**Data**
· · ·

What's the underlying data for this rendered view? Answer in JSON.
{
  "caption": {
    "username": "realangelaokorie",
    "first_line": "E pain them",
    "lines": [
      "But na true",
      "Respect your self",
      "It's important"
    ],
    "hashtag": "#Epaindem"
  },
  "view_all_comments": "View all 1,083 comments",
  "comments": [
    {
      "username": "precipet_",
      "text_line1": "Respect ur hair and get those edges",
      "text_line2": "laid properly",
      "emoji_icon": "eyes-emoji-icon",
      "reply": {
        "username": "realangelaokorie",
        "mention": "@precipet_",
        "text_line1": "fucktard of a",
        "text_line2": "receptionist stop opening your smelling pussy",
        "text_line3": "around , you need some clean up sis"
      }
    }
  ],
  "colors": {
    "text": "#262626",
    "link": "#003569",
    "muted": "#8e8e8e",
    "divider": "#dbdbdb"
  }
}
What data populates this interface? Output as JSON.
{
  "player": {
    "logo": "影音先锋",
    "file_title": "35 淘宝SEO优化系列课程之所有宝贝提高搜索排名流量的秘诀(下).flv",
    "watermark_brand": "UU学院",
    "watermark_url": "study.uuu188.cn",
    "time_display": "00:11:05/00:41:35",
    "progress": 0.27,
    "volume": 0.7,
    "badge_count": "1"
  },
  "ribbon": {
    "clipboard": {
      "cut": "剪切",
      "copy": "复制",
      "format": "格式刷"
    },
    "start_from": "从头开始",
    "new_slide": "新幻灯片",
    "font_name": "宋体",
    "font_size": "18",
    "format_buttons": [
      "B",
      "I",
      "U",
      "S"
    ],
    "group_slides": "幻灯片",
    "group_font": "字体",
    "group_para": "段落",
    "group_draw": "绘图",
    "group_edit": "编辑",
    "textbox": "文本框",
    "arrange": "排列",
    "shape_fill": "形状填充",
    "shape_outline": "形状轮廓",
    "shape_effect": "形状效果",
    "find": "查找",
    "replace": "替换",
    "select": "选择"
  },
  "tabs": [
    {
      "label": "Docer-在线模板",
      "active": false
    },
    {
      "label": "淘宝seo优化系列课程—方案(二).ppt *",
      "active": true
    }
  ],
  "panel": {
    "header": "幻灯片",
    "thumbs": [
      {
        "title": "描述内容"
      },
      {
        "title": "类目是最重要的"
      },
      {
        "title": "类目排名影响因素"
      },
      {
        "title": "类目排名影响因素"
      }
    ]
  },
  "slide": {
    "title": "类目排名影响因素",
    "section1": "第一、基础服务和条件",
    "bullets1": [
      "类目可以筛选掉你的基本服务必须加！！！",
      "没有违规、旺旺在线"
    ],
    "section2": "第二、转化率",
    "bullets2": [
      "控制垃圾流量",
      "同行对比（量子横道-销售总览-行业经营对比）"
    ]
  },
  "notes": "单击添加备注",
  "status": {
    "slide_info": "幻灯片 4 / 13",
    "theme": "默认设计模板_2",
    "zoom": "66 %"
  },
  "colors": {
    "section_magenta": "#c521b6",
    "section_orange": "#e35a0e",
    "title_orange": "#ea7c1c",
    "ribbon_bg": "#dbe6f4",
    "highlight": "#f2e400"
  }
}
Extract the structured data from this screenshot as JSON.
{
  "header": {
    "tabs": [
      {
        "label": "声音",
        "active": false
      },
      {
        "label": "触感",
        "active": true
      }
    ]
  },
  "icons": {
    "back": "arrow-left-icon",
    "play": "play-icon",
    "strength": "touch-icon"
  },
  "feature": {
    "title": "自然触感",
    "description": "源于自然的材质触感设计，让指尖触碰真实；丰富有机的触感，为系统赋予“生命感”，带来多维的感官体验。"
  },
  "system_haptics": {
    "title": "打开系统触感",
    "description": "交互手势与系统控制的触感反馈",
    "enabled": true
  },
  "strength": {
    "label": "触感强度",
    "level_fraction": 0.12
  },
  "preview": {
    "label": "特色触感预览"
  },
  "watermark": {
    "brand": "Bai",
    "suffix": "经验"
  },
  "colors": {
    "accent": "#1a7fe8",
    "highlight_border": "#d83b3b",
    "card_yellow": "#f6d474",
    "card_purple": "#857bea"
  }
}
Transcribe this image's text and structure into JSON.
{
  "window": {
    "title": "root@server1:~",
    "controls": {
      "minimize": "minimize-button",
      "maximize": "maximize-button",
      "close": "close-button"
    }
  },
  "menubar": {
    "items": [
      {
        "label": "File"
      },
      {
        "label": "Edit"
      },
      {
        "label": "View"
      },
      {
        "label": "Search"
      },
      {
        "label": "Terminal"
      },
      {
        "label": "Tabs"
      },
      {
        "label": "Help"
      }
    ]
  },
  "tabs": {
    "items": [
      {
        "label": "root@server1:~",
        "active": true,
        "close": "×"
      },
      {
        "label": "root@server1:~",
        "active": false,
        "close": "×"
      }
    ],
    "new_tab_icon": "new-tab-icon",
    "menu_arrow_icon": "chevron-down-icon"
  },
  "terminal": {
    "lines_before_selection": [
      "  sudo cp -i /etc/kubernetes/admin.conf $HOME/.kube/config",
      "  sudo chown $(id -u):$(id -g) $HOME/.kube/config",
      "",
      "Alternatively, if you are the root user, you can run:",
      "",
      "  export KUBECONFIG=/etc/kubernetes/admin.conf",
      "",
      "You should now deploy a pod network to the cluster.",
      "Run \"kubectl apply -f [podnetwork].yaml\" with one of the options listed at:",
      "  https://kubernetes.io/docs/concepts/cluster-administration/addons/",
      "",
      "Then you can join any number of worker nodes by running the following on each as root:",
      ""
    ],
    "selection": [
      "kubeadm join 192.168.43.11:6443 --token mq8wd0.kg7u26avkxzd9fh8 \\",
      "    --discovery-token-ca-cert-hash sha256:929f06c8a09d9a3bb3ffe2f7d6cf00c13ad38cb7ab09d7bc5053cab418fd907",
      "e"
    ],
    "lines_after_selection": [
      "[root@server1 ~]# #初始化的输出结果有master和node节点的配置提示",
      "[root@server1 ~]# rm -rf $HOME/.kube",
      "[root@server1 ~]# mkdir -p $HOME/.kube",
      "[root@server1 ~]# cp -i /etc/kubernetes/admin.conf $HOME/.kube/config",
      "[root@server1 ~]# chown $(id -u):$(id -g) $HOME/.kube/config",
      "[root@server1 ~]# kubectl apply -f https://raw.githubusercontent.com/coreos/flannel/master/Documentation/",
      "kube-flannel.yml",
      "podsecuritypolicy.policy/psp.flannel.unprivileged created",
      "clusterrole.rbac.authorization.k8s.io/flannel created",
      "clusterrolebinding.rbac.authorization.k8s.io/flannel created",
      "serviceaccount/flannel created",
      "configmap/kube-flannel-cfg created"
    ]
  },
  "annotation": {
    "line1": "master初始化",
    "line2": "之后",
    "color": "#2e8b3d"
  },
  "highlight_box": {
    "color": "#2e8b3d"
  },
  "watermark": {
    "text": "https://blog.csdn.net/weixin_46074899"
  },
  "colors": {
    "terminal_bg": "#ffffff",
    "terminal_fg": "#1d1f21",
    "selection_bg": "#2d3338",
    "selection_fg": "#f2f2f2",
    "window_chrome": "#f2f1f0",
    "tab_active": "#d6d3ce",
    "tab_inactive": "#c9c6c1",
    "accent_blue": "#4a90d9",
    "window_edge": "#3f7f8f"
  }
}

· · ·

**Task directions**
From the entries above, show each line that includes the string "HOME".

**Answer box**
      "  sudo cp -i /etc/kubernetes/admin.conf $HOME/.kube/config",
      "  sudo chown $(id -u):$(id -g) $HOME/.kube/config",
      "[root@server1 ~]# rm -rf $HOME/.kube",
      "[root@server1 ~]# mkdir -p $HOME/.kube",
      "[root@server1 ~]# cp -i /etc/kubernetes/admin.conf $HOME/.kube/config",
      "[root@server1 ~]# chown $(id -u):$(id -g) $HOME/.kube/config",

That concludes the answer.